First, check out Ramsi’s Café on the World, which is associated with Slow Money KY loan-recipient Raising Hope Organic Farm. The Slow Money funds helped the farm heat and ventilate its greenhouses so it could extend its growing season and boost production. Ramsi Kamar, owner of the farm and restaurant, was just named one of three 2014 Local Food Heroes by a program sponsored by the Kentucky Department of Agriculture, Louisville nonprofit Seed Capital Kentucky Inc., and Louisville Farm to Table.Also plan to visit Harvest Restaurant, a nationally recognized farm-to-table venue and the site of Slow Money KY’s first two quarterly gatherings, in March and June 2014. Both meetings focused on peer-to-peer lending and drew more than 70 attendees
Nine businesses presented at the two meetings, and so far, Slow Money KY has facilitated a total of $20,000 in loans, donated to four businesses, including that of Ivor Chodkowski, owner of Field Day Family Farm and part-owner of Harvest restaurant. He used the funds to build a hoop house so he could extend his growing season and offer a winter CSA program in addition to his summer CSA and farmers’ market stand.
|Ivor Chodkowski looks at tomatoes in a greenhouse at Field Day Family Farm.|
Slow Money KY has lined up four businesses to present at its next quarterly gathering on Oct. 26. Our team is also gearing up for November’s National Gathering. We look forward to showing off Louisville’s great local restaurants and sharing our local bourbons with all of our Slow Money friends.
Slow Money Northern California
Reported by Frederick Smith.
Slow Money hosting Entrepreneur Showcase during the National Heirloom Expo.

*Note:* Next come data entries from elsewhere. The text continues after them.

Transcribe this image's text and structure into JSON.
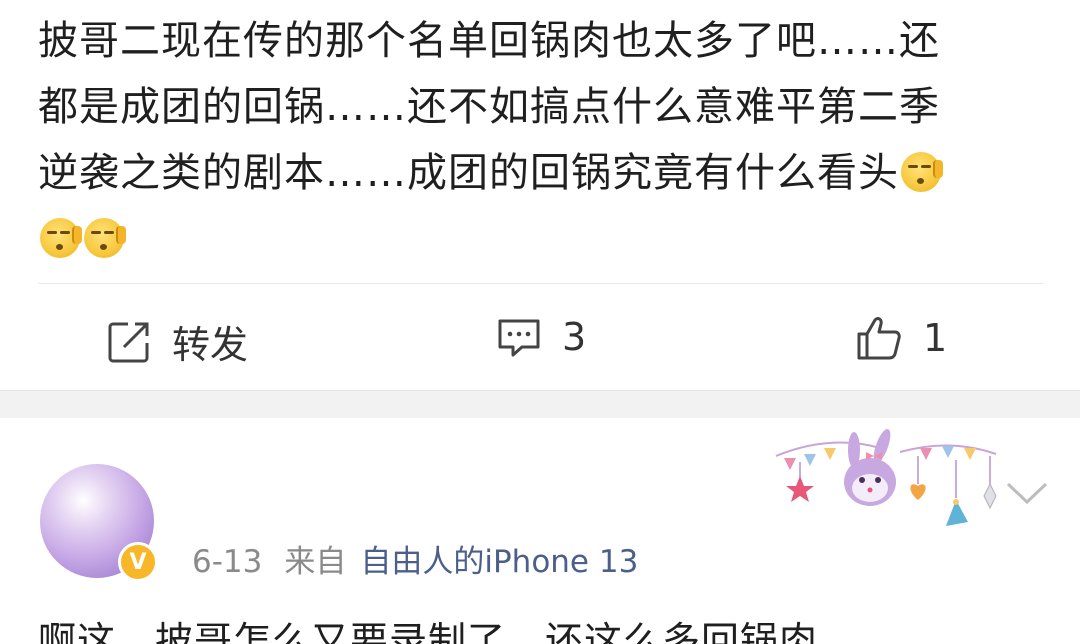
{
  "post": {
    "text_line1": "披哥二现在传的那个名单回锅肉也太多了吧……还",
    "text_line2": "都是成团的回锅……还不如搞点什么意难平第二季",
    "text_line3": "逆袭之类的剧本……成团的回锅究竟有什么看头",
    "emoji_icon": "face-with-hand-emoji"
  },
  "actions": {
    "share_label": "转发",
    "comment_count": "3",
    "like_count": "1"
  },
  "comment": {
    "date": "6-13",
    "from_label": "来自",
    "device": "自由人的iPhone 13",
    "verified_badge": "V",
    "text": "啊这，披哥怎么又要录制了，还这么多回锅肉"
  },
  "colors": {
    "accent_link": "#4c5f8a",
    "badge": "#f7b728",
    "meta_gray": "#8a8a8a"
  }
}
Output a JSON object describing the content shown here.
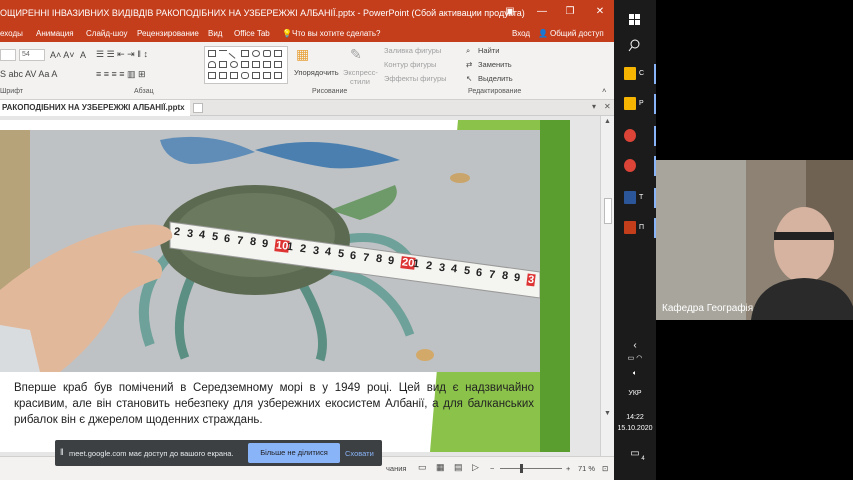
{
  "window": {
    "title": "ОЩИРЕННІ ІНВАЗИВНИХ ВИДІВДІВ РАКОПОДІБНИХ НА УЗБЕРЕЖЖІ АЛБАНІЇ.pptx - PowerPoint (Сбой активации продукта)"
  },
  "menu": {
    "items": [
      "еходы",
      "Анимация",
      "Слайд-шоу",
      "Рецензирование",
      "Вид",
      "Office Tab"
    ],
    "tell_me": "Что вы хотите сделать?",
    "login": "Вход",
    "share": "Общий доступ"
  },
  "ribbon": {
    "font_size": "54",
    "group_font": "Шрифт",
    "group_paragraph": "Абзац",
    "group_drawing": "Рисование",
    "group_editing": "Редактирование",
    "arrange": "Упорядочить",
    "quick_styles_1": "Экспресс-",
    "quick_styles_2": "стили",
    "shape_fill": "Заливка фигуры",
    "shape_outline": "Контур фигуры",
    "shape_effects": "Эффекты фигуры",
    "find": "Найти",
    "replace": "Заменить",
    "select": "Выделить"
  },
  "doc_tab": {
    "label": "РАКОПОДІБНИХ НА УЗБЕРЕЖЖІ АЛБАНІЇ.pptx"
  },
  "slide": {
    "text": "Вперше краб був помічений в Середземному морі в у 1949 році. Цей вид є надзвичайно красивим, але він становить небезпеку для узбережних екосистем Албанії, а для балканських рибалок він є джерелом щоденних страждань.",
    "tape_numbers": [
      "2",
      "3",
      "4",
      "5",
      "6",
      "7",
      "8",
      "9",
      "10",
      "1",
      "2",
      "3",
      "4",
      "5",
      "6",
      "7",
      "8",
      "9",
      "20",
      "1",
      "2",
      "3",
      "4",
      "5",
      "6",
      "7",
      "8",
      "9",
      "3"
    ]
  },
  "status": {
    "notes": "чания",
    "zoom": "71 %"
  },
  "share_bar": {
    "message": "meet.google.com має доступ до вашого екрана.",
    "stop_label": "Більше не ділитися",
    "hide_label": "Сховати"
  },
  "taskbar": {
    "apps": [
      {
        "label": "С",
        "color": "#f4b400"
      },
      {
        "label": "Р",
        "color": "#f4b400"
      },
      {
        "label": "",
        "color": "#db4437"
      },
      {
        "label": "",
        "color": "#db4437"
      },
      {
        "label": "Т",
        "color": "#2b579a"
      },
      {
        "label": "П",
        "color": "#c43e1c"
      }
    ],
    "lang": "УКР",
    "time": "14:22",
    "date": "15.10.2020",
    "notif_count": "4"
  },
  "video": {
    "name": "Кафедра Географія"
  },
  "colors": {
    "ppt_red": "#c43e1c",
    "slide_green": "#8bc34a",
    "meet_blue": "#8ab4f8"
  }
}
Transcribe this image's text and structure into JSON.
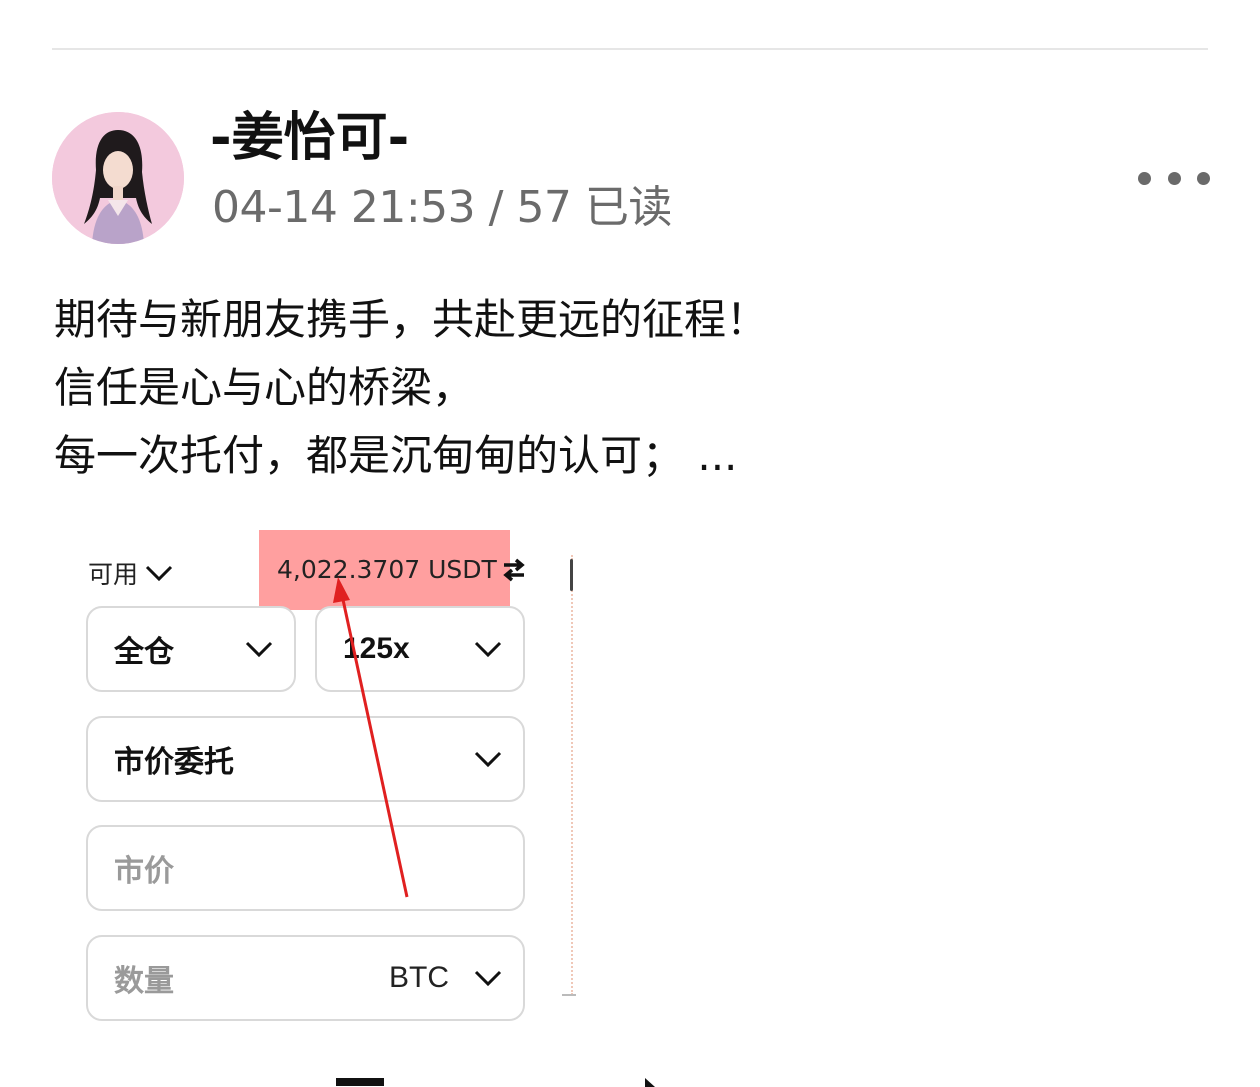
{
  "post": {
    "author": "-姜怡可-",
    "meta": "04-14 21:53 / 57 已读",
    "text_lines": [
      "期待与新朋友携手，共赴更远的征程！",
      "信任是心与心的桥梁，",
      "每一次托付，都是沉甸甸的认可；   ..."
    ]
  },
  "screenshot": {
    "available_label": "可用",
    "balance": "4,022.3707 USDT",
    "margin_mode": "全仓",
    "leverage": "125x",
    "order_type": "市价委托",
    "price_placeholder": "市价",
    "quantity_placeholder": "数量",
    "quantity_unit": "BTC",
    "highlight_color": "#ff5050",
    "arrow_color": "#e02020"
  },
  "icons": {
    "more": "more-horizontal-icon",
    "chevron": "chevron-down-icon",
    "swap": "swap-icon"
  }
}
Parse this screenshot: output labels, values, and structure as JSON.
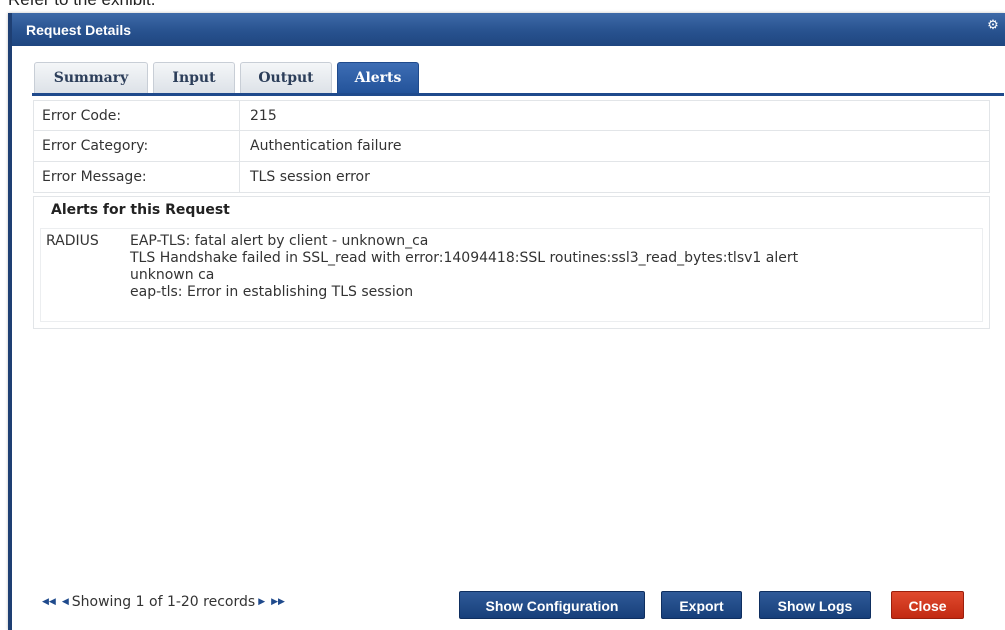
{
  "caption": "Refer to the exhibit.",
  "dialog": {
    "title": "Request Details",
    "settings_icon": "gear-icon"
  },
  "tabs": [
    {
      "label": "Summary",
      "active": false
    },
    {
      "label": "Input",
      "active": false
    },
    {
      "label": "Output",
      "active": false
    },
    {
      "label": "Alerts",
      "active": true
    }
  ],
  "details": [
    {
      "label": "Error Code:",
      "value": "215"
    },
    {
      "label": "Error Category:",
      "value": "Authentication failure"
    },
    {
      "label": "Error Message:",
      "value": "TLS session error"
    }
  ],
  "alerts": {
    "heading": "Alerts for this Request",
    "source": "RADIUS",
    "lines": [
      "EAP-TLS: fatal alert by client - unknown_ca",
      "TLS Handshake failed in SSL_read with error:14094418:SSL routines:ssl3_read_bytes:tlsv1 alert",
      "unknown ca",
      "eap-tls: Error in establishing TLS session"
    ]
  },
  "footer": {
    "pager_text": "Showing 1 of 1-20 records",
    "buttons": {
      "show_configuration": "Show Configuration",
      "export": "Export",
      "show_logs": "Show Logs",
      "close": "Close"
    },
    "colors": {
      "primary": "#1f4a8c",
      "danger": "#d1361c"
    }
  }
}
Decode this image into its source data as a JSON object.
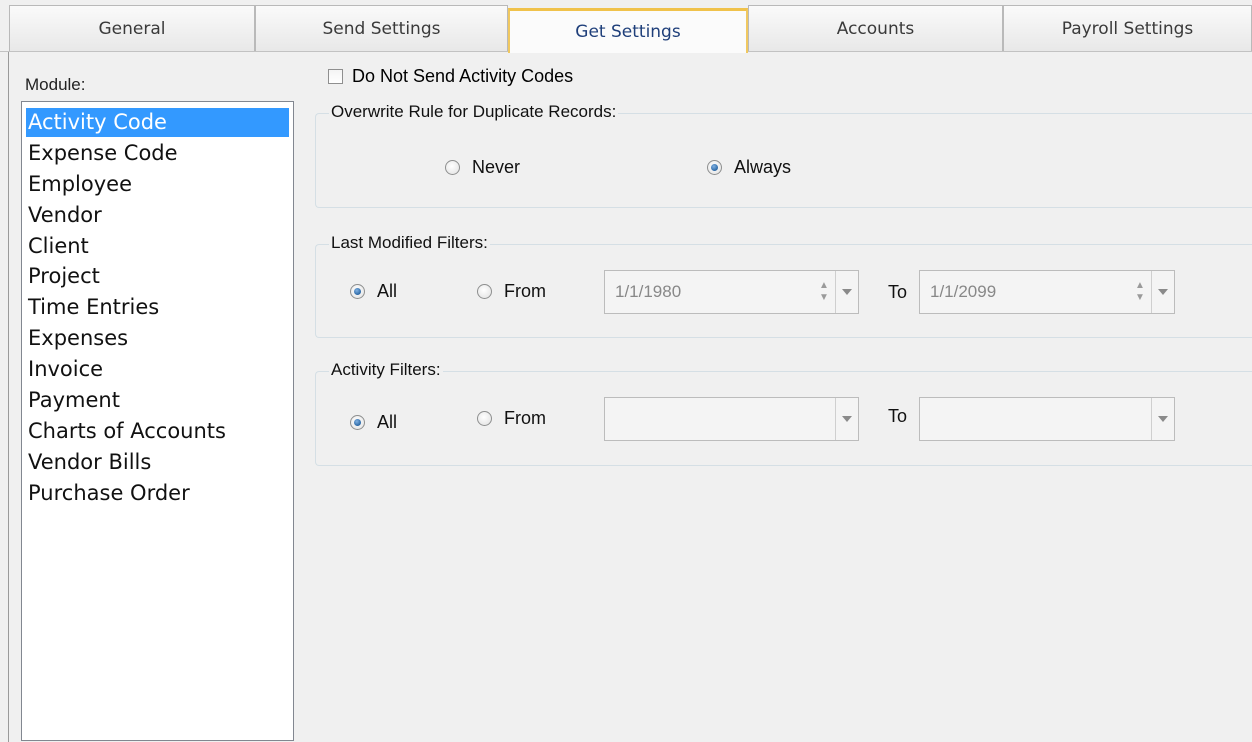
{
  "tabs": [
    {
      "label": "General"
    },
    {
      "label": "Send Settings"
    },
    {
      "label": "Get Settings"
    },
    {
      "label": "Accounts"
    },
    {
      "label": "Payroll Settings"
    }
  ],
  "active_tab": "Get Settings",
  "module": {
    "label": "Module:",
    "items": [
      {
        "label": "Activity Code"
      },
      {
        "label": "Expense Code"
      },
      {
        "label": "Employee"
      },
      {
        "label": "Vendor"
      },
      {
        "label": "Client"
      },
      {
        "label": "Project"
      },
      {
        "label": "Time Entries"
      },
      {
        "label": "Expenses"
      },
      {
        "label": "Invoice"
      },
      {
        "label": "Payment"
      },
      {
        "label": "Charts of Accounts"
      },
      {
        "label": "Vendor Bills"
      },
      {
        "label": "Purchase Order"
      }
    ],
    "selected": "Activity Code"
  },
  "do_not_send": {
    "label": "Do Not Send Activity Codes",
    "checked": false
  },
  "overwrite_rule": {
    "title": "Overwrite Rule for Duplicate Records:",
    "never_label": "Never",
    "always_label": "Always",
    "selected": "Always"
  },
  "last_modified": {
    "title": "Last Modified Filters:",
    "all_label": "All",
    "from_label": "From",
    "to_label": "To",
    "from_value": "1/1/1980",
    "to_value": "1/1/2099",
    "selected": "All"
  },
  "activity_filters": {
    "title": "Activity Filters:",
    "all_label": "All",
    "from_label": "From",
    "to_label": "To",
    "from_value": "",
    "to_value": "",
    "selected": "All"
  },
  "colors": {
    "selection": "#3399ff",
    "active_tab_accent": "#f0c24b",
    "active_tab_text": "#1f3f7a"
  }
}
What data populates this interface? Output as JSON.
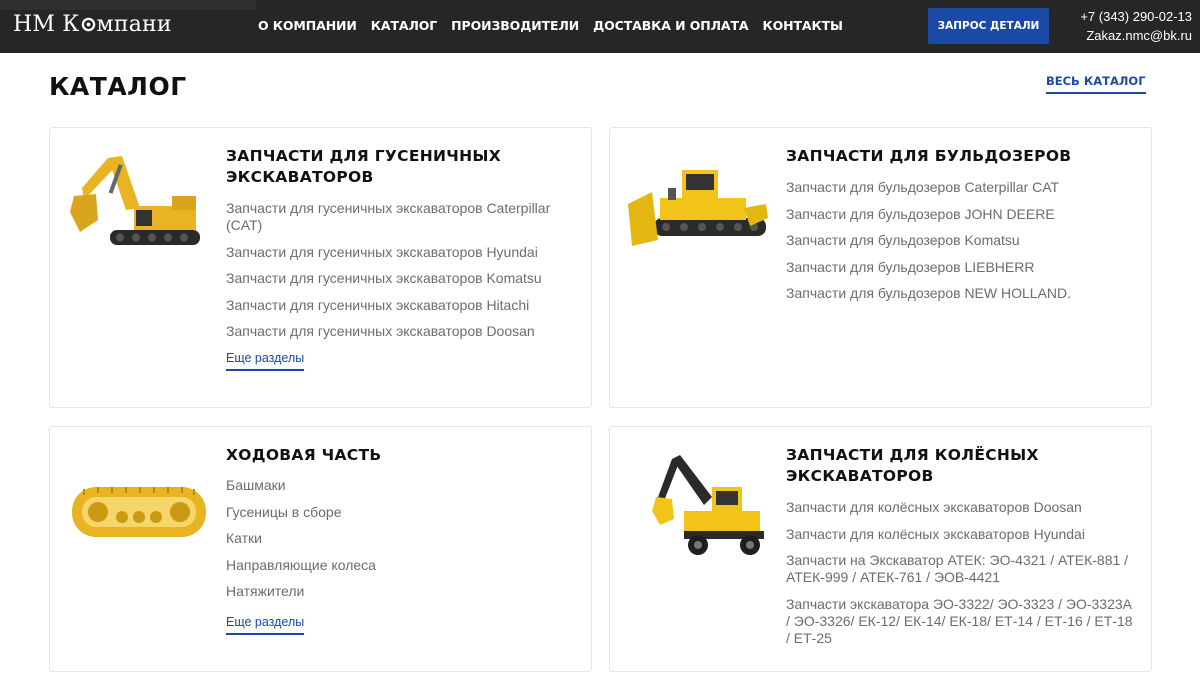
{
  "header": {
    "logo_left": "НМ К",
    "logo_right": "мпани",
    "nav": [
      "О КОМПАНИИ",
      "КАТАЛОГ",
      "ПРОИЗВОДИТЕЛИ",
      "ДОСТАВКА И ОПЛАТА",
      "КОНТАКТЫ"
    ],
    "request_button": "ЗАПРОС ДЕТАЛИ",
    "phone": "+7 (343) 290-02-13",
    "email": "Zakaz.nmc@bk.ru"
  },
  "page": {
    "title": "КАТАЛОГ",
    "all_catalog": "ВЕСЬ КАТАЛОГ"
  },
  "cards": [
    {
      "title": "ЗАПЧАСТИ ДЛЯ ГУСЕНИЧНЫХ ЭКСКАВАТОРОВ",
      "image": "tracked-excavator-image",
      "items": [
        "Запчасти для гусеничных экскаваторов Caterpillar (CAT)",
        "Запчасти для гусеничных экскаваторов Hyundai",
        "Запчасти для гусеничных экскаваторов Komatsu",
        "Запчасти для гусеничных экскаваторов Hitachi",
        "Запчасти для гусеничных экскаваторов Doosan"
      ],
      "more": "Еще разделы"
    },
    {
      "title": "ЗАПЧАСТИ ДЛЯ БУЛЬДОЗЕРОВ",
      "image": "bulldozer-image",
      "items": [
        "Запчасти для бульдозеров Caterpillar CAT",
        "Запчасти для бульдозеров JOHN DEERE",
        "Запчасти для бульдозеров Komatsu",
        "Запчасти для бульдозеров LIEBHERR",
        "Запчасти для бульдозеров NEW HOLLAND."
      ]
    },
    {
      "title": "ХОДОВАЯ ЧАСТЬ",
      "image": "undercarriage-image",
      "items": [
        "Башмаки",
        "Гусеницы в сборе",
        "Катки",
        "Направляющие колеса",
        "Натяжители"
      ],
      "more": "Еще разделы"
    },
    {
      "title": "ЗАПЧАСТИ ДЛЯ КОЛЁСНЫХ ЭКСКАВАТОРОВ",
      "image": "wheeled-excavator-image",
      "items": [
        "Запчасти для колёсных экскаваторов Doosan",
        "Запчасти для колёсных экскаваторов Hyundai",
        "Запчасти на Экскаватор АТЕК: ЭО-4321 / АТЕК-881 / АТЕК-999 / АТЕК-761 / ЭОВ-4421",
        "Запчасти экскаватора ЭО-3322/ ЭО-3323 / ЭО-3323А / ЭО-3326/ ЕК-12/ ЕК-14/ ЕК-18/ ЕТ-14 / ЕТ-16 / ЕТ-18 / ЕТ-25"
      ]
    }
  ],
  "colors": {
    "header_bg": "#262626",
    "accent": "#1b4aa6",
    "machine_yellow": "#f2c318"
  }
}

Are you interested in investing in local, sustainable food systems, but don’t know how? Join us to learn from successful, socially responsible entrepreneurs who have benefited from “slow investing” financing, including the Slow Money Northern California’s SOIL investor network. Learn how you can invest in sustainable food systems.
St. Benoit Creamery: Benoit and David de Korsak produce organic milk and yogurt, crafted in the French-style from their pasture-raised jersey cows in Sonoma County. Members of Slow Money Northern California’s SOIL network are in the due diligence process to invest in St. Benoit’s expansion.
Victorian Farmstead Meat Company: Adam and Laura Parks sell pasture raised meat and eggs from Marin & Sonoma counties at farmers markets and at their butcher shop inside Community Market in Sebastopol. Slow Money Northern California facilitated investment in Victorian Farmstead to open its butcher shop.
Peoples Community Market: People’s Community Market aims to solve the plight of West Oakland’s ‘food desert’ by building a community-owned grocery store. Brahm Ahmadi has been successful in raising over $1.1 million through a Direct Public offering (DPO), which is a public offering available to both accredited (the 1%) and non-accredited investors (the rest of us).
Benoît de Korsak, St. Benoit Creamery, Petaluma, CA
Adam Parks, Victorian Farmstead Meat Company, Sebastopol, CA
Brahm Ahmadi, People’s Community Market, Oakland, CA